I am an Honorary Auditor for the Royal Astronomical Society, President of the Halifax Scientific Society and the local organiser for Halifax Café Scientifique. I am a founder member of Fusion - The Open University Physics and Astronomy Society and edited their Newsletter and Web site. I also served on the committee of Nexus - the student section of the Institute of Physics and designed their logo.

I am also a fellow of the Royal Astronomical Society, a member of the Institute of Physics, a member of the International Astronomical Union and a member of the Royal Society Of Chemistry Astrophysical Chemistry Group. I am a friend of the Royal Academy, member of the National Trust and friend of Westonbirt Arboretum.

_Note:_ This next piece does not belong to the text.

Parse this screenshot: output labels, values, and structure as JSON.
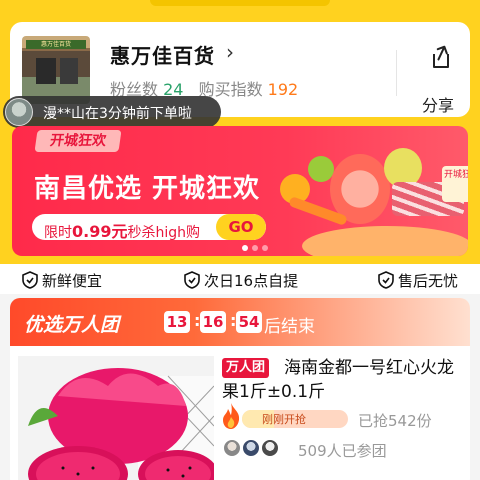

In the course of my two careers I have travelled extensively and visited the US, Mexico, Tobago, Chile, Eire, France, Italy, Spain, Portugal, Germany, Switzerland, Austria, Netherlands, Belgium, Denmark, Norway, Sweden, Finland, Czech Republic, Russia, Hungary, Malta, Greece, Turkey, Egypt, Israel, Kenya, South Africa, India, Thailand, Hong Kong, Singapore, Taiwan and Japan.

I like to read science (fact and fiction), general fiction, philosophy, biography and art history (see my book list). Other activities include gardening, painting, photography, a little sailing, some horse riding and playing the guitar.

Copyright © 2006-2013 Paul Ruffle. All Rights Reserved.